The result? $1.1 billion is spent annually on unnecessary antibiotic prescriptions.
Part of the Hygiene Routine
Only a small percentage of the population that could potentially benefit from sinus cleansing is currently practicing it. For many people, the prospect of a surge of water up the nose sounds quite unpleasant. Some shy away from trying it because they fear choking on the cleansing solution.
In reality, there’s very little danger of “drowning.” Done properly the procedure can be quite comfortable. “Many of the people that come to see me are so miserable that they’re willing to try almost anything,” said Dr. Dahl. “And once they try this, it rapidly becomes part of their daily routines, just like brushing their teeth.”
For someone who’s been congested and had difficulty breathing for years, sinus cleansing can often have immediate positive effects.
It is four times easier to absorb oxygen from air that has been moisturized and warmed by passing through the sinuses than from air drawn directly into the lungs via the pharynx. In other words, people who are chronic mouth-breathers due to constant sinus congestion have significantly compromised respiration. In many cases, this clears up fairly quickly with daily sinus cleansing.
Updating the Neti Pot
The WaterPik company, famous for its “water flossing” dental hygiene systems, is hoping to improve the acceptability of sinus cleansing with the recent launch of its SinuSense line. It includes “updates” on the classic neti pot design, which the company hopes will make the practice more comfortable.
“One of the main issues is control of the water flow,” said Michael Wakefield, product manager for SinuSense (www.waterpiksinusense.com). He noted that all the models in the line have a means of controlling the water flow rate. The neti pot and neti bottle designs, both of which are gravity-fed, include a one-touch flow control valve so the user can regulate the flow of fluid into the sinuses; the battery powered “Pulsator” has a flow control trigger, giving patients complete control over the water stream.
All devices are fitted with a soft plastic nozzle rather than the hard plastic, ceramic or metal fittings found on many other sinus irrigation devices.
Mr. Wakefield, who personally practices sinus cleansing daily after learning about it following his second sinus surgery, said WaterPik’s powered Pulsator was developed in part because the company found out some people were adapting their WaterPik dental devices for nasal use.

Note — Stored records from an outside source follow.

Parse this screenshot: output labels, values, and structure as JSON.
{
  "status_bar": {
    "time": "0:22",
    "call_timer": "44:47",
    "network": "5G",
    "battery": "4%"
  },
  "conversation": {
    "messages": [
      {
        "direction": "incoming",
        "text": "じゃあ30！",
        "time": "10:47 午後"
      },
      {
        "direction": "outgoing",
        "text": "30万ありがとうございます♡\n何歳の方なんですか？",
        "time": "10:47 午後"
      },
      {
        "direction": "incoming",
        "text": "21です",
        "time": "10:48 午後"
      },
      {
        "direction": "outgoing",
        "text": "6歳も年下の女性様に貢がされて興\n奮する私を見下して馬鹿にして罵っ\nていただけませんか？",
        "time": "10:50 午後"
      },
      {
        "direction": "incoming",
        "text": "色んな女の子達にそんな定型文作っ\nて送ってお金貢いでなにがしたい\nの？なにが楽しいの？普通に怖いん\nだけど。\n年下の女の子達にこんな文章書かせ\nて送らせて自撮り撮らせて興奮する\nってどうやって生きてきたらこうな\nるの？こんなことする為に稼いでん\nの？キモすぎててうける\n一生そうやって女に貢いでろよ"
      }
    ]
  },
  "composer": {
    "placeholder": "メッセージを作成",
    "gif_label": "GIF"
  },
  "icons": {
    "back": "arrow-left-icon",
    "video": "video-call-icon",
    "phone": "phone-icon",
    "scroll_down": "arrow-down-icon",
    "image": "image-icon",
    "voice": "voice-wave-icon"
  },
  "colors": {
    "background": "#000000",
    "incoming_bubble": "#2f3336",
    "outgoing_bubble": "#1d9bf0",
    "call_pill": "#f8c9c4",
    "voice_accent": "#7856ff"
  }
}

Salt water is by far the most widely used fluid for sinus irrigation. But some practitioners find it to be irritating. At high concentrations the salt can paralyze and disable the cilia on the mucosal lining of the sinuses. Some advocate for the use of xylitol instead. A naturally occurring 5-carbon sugar alcohol, xylitol has no effect on the cilia, but it does prevent the adherence of many bacterial pathogens (Read To Ameliorate Seasonal Allergies, Choose Xylitol Washes Over Saline from our Spring 2007 edition).
WaterPik’s Mr. Wakefield contends that the problem is not so much with saline itself as with the concentrations that people mix. Isotonic solutions are not irritating and have no ill effect on the mucosal lining. But many people “guess-timate” their own proportions, and end up making hypertonic solutions that can be irritating. SinuSense products come with a supply of pre-measured “Soothing Saline” powder sticks that patients mix with water. In addition to the salts, the pre-mixed powder contains aloe extract and eucalyptus.
The temperature of the water can make a big difference in the patient’s experience of sinus cleansing. Room temperature or slightly warm water is best. Definitely do not use cold water. It is also a good idea to use distilled rather than tap water; the pH, chlorine content, and contaminant loads in municipal water supplies can vary very widely.
Generally, it’s a good idea to avoid sinus cleansing within an hour of bedtime, as delayed or secondary discharge of water from the sinuses can be unpleasant and messy.